Ethnic. If you are intersted in Ethnic/Citizenship as a legal injustice: click here for resources.

Poverty. If you are interested in Poverty as a legal injustice: click here for resources.

Check in – Please tell me which injustice group you are working on by clicking here.

Part one Assessment (Grading): By the end of Part 1 you should be able to:

Grading for Part 1 will be based on your responses (click here on October 1) to the questions below. You must wait until October 1 to record your responses. I will provide a grade on Blackboard by October 15th. 10 points.

1. How do legal cases apply to injustice in American Society?

2. What do you remember best about the resources you reviewed?

3. What is power? How does your idea of power apply to the resources your reviewed?

4. What is law? How does your idea of law apply to the resources you reviewed?

5. Where can we look to see power? Where can we look to see law?

6. What interests you about law? What interests you about power?

7. How can you move beyond your own opinion? Think about what kind of data you might want to consider – statistics, surveys, observations, laboratory studies, judicial decisions, scholarly commentary.

PART TWO (Weeks 5-9). October 11th – November 14th.

Judicial Interpretation as Law, Exegesis, Politics

Read the Following in the Law and Identity Reader.

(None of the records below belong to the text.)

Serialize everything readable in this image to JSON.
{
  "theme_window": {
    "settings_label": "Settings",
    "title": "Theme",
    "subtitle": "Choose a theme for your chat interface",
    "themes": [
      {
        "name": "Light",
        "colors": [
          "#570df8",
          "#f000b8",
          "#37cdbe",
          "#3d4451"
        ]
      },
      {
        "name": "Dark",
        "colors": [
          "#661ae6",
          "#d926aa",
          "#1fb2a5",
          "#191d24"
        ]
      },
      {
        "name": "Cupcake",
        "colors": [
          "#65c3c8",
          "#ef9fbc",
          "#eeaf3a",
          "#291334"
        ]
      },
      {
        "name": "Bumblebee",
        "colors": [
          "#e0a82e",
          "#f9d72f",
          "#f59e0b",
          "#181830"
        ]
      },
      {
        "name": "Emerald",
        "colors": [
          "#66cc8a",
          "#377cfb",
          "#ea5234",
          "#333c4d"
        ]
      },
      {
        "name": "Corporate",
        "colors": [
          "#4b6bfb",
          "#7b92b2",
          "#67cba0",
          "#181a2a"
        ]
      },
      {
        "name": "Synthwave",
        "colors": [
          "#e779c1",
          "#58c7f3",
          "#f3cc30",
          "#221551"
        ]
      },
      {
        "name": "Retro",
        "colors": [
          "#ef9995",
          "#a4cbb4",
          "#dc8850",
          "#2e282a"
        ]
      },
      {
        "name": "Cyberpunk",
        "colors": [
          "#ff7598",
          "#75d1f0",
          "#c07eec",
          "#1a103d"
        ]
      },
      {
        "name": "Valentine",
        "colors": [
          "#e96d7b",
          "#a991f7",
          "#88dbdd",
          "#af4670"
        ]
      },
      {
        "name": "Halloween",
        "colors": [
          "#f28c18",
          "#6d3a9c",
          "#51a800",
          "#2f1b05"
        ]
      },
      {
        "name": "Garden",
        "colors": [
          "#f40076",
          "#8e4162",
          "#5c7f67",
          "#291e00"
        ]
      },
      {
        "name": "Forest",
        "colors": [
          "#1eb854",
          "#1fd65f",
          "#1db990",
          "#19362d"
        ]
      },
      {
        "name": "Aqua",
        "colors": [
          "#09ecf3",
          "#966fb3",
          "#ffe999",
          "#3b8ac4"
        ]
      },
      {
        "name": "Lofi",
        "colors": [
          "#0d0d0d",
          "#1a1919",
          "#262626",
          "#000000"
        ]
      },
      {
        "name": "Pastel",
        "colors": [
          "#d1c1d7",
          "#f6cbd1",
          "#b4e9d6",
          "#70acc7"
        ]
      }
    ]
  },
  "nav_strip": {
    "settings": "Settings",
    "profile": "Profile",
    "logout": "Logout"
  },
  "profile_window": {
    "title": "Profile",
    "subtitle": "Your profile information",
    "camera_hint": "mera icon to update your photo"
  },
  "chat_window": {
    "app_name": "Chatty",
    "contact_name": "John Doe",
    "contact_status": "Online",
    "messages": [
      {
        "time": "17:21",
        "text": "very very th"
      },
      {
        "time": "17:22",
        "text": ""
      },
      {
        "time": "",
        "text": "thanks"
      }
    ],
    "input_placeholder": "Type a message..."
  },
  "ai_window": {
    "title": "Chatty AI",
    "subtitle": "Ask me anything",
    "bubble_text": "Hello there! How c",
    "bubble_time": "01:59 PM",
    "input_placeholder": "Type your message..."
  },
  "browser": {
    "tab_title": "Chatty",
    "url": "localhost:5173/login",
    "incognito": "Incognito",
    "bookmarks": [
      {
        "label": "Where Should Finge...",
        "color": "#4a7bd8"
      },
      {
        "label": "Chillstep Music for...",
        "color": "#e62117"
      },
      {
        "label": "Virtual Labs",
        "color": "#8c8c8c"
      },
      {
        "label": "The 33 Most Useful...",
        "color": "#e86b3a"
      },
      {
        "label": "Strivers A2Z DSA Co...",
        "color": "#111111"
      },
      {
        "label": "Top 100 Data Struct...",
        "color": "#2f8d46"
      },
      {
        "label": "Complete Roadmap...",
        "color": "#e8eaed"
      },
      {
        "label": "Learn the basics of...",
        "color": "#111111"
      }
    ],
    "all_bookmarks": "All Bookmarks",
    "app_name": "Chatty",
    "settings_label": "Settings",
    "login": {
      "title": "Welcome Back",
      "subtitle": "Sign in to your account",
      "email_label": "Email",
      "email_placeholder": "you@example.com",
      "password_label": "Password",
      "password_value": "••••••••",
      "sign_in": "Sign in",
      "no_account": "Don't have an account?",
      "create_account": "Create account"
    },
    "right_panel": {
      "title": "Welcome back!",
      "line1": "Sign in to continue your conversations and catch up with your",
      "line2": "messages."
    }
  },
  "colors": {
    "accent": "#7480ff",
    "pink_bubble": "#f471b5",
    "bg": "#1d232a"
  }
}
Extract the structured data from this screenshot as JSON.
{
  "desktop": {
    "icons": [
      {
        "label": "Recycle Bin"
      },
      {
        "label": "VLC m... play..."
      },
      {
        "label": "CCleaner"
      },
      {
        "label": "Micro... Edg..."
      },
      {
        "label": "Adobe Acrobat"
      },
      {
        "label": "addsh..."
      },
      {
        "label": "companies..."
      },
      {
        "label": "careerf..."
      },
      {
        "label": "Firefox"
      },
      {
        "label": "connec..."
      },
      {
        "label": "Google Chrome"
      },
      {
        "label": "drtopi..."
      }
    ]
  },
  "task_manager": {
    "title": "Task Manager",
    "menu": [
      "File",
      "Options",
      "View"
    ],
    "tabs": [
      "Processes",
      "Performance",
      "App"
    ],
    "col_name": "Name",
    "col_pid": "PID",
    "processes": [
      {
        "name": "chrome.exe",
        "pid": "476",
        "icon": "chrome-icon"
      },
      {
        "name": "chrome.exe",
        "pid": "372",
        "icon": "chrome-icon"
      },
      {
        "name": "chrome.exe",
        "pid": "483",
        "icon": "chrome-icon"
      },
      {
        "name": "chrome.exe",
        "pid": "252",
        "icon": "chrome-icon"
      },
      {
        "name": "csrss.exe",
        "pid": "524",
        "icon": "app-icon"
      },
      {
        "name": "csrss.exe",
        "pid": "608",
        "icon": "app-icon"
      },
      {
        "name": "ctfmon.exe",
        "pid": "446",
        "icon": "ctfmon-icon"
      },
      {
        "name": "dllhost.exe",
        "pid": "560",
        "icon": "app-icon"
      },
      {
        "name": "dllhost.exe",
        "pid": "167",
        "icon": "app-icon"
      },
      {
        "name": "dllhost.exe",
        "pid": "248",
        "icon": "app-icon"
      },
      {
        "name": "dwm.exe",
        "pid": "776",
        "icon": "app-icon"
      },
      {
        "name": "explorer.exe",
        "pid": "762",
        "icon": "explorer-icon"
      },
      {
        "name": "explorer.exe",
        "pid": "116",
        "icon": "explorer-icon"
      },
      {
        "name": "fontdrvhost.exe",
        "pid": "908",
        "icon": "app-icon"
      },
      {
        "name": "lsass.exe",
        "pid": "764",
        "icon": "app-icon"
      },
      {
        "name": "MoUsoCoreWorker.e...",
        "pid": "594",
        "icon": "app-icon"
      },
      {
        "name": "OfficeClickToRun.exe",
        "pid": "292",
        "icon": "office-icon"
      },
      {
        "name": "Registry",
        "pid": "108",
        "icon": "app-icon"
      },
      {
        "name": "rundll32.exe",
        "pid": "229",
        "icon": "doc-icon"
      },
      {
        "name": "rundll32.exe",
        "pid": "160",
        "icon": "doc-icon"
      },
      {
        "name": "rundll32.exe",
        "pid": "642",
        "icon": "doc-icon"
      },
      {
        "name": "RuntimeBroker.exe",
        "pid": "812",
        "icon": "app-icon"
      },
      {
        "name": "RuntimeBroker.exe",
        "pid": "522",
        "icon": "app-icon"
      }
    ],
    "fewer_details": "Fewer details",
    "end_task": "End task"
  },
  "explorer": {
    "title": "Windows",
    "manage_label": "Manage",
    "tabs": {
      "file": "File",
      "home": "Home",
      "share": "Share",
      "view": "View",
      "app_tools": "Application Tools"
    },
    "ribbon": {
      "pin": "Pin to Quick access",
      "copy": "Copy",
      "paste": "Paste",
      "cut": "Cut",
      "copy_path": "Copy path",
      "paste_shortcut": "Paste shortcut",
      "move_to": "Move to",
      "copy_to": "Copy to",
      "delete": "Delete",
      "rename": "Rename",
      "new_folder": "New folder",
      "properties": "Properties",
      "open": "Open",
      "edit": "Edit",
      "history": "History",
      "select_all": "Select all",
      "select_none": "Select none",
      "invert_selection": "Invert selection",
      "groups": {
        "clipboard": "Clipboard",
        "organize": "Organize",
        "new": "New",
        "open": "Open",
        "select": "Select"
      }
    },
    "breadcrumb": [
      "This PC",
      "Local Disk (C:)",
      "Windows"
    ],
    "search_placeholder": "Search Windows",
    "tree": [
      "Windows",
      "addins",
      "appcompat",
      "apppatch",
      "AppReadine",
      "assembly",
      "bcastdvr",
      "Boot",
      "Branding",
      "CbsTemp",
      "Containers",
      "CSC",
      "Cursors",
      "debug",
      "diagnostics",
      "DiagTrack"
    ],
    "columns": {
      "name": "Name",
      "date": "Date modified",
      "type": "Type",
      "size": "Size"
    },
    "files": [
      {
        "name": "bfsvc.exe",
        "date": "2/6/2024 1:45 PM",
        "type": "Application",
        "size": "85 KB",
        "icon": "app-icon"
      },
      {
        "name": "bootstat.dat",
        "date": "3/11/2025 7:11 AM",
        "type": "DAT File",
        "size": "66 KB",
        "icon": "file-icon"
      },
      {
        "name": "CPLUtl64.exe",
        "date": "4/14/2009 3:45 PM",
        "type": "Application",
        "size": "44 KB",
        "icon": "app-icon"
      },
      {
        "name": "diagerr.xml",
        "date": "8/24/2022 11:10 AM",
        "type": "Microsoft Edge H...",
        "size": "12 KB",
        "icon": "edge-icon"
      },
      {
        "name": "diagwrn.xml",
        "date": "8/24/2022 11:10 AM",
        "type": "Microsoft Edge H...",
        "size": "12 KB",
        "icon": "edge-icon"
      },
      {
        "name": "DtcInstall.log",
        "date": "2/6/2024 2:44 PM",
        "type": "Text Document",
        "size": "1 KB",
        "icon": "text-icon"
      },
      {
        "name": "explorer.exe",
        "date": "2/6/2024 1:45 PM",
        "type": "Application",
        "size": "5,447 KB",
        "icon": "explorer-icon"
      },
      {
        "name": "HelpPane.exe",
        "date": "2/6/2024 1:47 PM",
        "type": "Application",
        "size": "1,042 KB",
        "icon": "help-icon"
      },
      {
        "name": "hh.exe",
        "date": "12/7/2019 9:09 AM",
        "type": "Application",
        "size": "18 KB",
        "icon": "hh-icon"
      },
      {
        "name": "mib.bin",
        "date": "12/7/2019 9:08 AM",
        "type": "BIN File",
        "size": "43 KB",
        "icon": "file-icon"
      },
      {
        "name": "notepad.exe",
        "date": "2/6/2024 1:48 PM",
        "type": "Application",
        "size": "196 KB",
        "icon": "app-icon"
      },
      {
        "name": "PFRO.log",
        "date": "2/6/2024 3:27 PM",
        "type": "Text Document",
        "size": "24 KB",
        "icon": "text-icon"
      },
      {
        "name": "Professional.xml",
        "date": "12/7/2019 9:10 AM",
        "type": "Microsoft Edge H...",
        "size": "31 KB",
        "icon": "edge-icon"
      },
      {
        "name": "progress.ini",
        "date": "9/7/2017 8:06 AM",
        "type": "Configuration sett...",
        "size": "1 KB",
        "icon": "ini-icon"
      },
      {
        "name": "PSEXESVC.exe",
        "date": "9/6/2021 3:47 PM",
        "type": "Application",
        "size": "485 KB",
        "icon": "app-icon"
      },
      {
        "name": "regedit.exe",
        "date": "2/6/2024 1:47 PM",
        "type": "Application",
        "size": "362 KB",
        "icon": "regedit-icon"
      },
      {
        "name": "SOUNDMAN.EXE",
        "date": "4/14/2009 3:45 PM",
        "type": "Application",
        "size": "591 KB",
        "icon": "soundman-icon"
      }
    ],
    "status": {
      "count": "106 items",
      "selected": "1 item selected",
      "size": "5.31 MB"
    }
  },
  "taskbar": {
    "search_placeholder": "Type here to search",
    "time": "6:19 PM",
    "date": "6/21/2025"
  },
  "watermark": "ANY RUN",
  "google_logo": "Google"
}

Declaration of Independence & Lincoln’s Portrait
Behavioral Theory of Organizations
Marbury v. Madison
Federalist Paper 47
Originalism, the Lesser Evil

Zoom Class Discussions about Readings.  10 points.

Midterm Examination. Long Answer. You must apply the readings from the Law and Identity Reader. 20 points.

Prepare for Major Assignment: Judicial Opinion Assignment. 30 points. 


Judicial Opinion Assignment Due: Review the CASE HYPOTHETICAL and WRITE A JUDICIAL OPINION. Instructions are in the Video Lecture: Overview of Judicial Interpretation.


EXTRA CREDIT Lecture Responses: LECTURE: LAW & SOCIETY – Politics of Legal Exclusion, Consciousness, Social Change (Identity, Agency, Advocacy). 10 points.

Part two Assessment (Grading): By the end of Part 2 you should be able to:

Apply legal reasoning (abduction) to specific cases of injustice using relevant case law and constitutional interpretation. Review the following Rubric (click here) to prepare for the final assessment.

PART THREE (Weeks 10 – End) November 15th – End of Semester.

3. The inter-relationship of identity, agency, and the democratic practice of advocacy.

LECTURE: What was the Enlightenment? Legal Theory, Foucault, Butler and the Journey from Modernism to Post-Modernism.


LECTURE: Structural Historical Analysis: Understanding the Progression of Social History – Why a Legislature and Not a Monarchy – or a terrible mistake: apology letter of dependence?

ACTIVITY: Freedom, not Dependency, Servile Mind. 10 points.

ASSIGNMENT: SURVEY (10, 20, 30): Write a Law, Collect Interpretations, Create Categories based on common societal norms in media. 10-30 points.

LECTURE: Exegesis, Social Construction of Identity, Structural Agency, and the Decision Making Apparatus of Advocacy — a brief history of an independent judiciary as Par Excellence of Enlightenment, res ipsa loquitur.

EXTRA CREDIT/HONORS ENRICHMENT: PRESIDENTIAL ELECTION, Federalism, the Devil we Know, and the Presidency of the Leviathan.

A Framework for your Final Exam Analysis: Institutions, Ideology, Instrumentalities, and Social Construction.
Repeated Fact Pattern to Analyze (3-4 times throughout): Norms, Rules, and Wonderlands. To view and download, click here. For the video click here.

Reflection: Deconstruction of Modernism and the Excavation of Power 1. To complete this Google Form, click here.

EXTRA CREDIT/HONORS ENRICHMENT: Legal Change – a synthesis of a 3rd Way – Beyond Duality or counting past 2…maybe up to 9.


Part 3 Assessment Final Exam. To take the final exam click here on December xx.